Slide 10: Amazing Spider-Man newsstand sales trend
Slide 11: 1987 newsstand rarity quote
Slide 12: Marvel Comics: 1980s survival
Slide 13: Middle 1980’s: direct edition overtakes newsstand
Slide 14: Middle 1980’s: “Newsstand and Direct Market editions split at about 50% each”
Slide 15: Greg Holland Quote, Observed 1980’s Newsstand Rarity
Slide 16: Jon McClure Quote: “roughly 80% of surviving copies are Direct Editions”
Slide 17: Canadian price variant rarity
Slide 18: Jim Shooter quote about direct market
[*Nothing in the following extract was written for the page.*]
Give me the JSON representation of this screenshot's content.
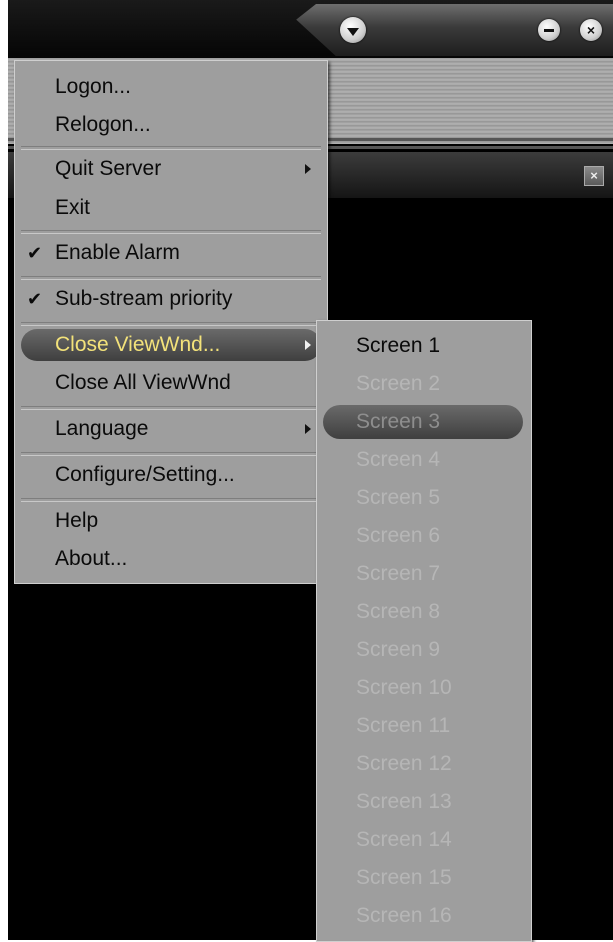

Slide 19: Newsstand support: betrayal
Slide 20: Torn of covers: newsstand returns
Slide 21: Unsold comics were returns
Slide 22: 1979: 6-10% direct edition
Slide 23: Newsstand distribution: spotty, unreliable
Slide 24: Newsstand pendulum swinging
Slide 25: Newsstand model not working
Slide 26: Awash in direct edition profits
Slide 27: Image: mostly direct edition sales
Slide 28: 14% Newsstand by 1999
Slide 29: Direct market as “easy money”
Slide 30: Newsstand business collapse
Slide 31: 1st direct market exclusive: Dazzler
Slide 32: Marvel walks from newsstand
Slide 33: The newsstand helped ad revenue
Slide 34: 4.25% Newsstand by 2003
Slide 35: Sensational Spider-Man newsstand skip
Slide 36: Newsstand UPC stickers
Slide 37: Marvel ends newsstand sales
Slide 38: Conclusion: newsstand comics preferable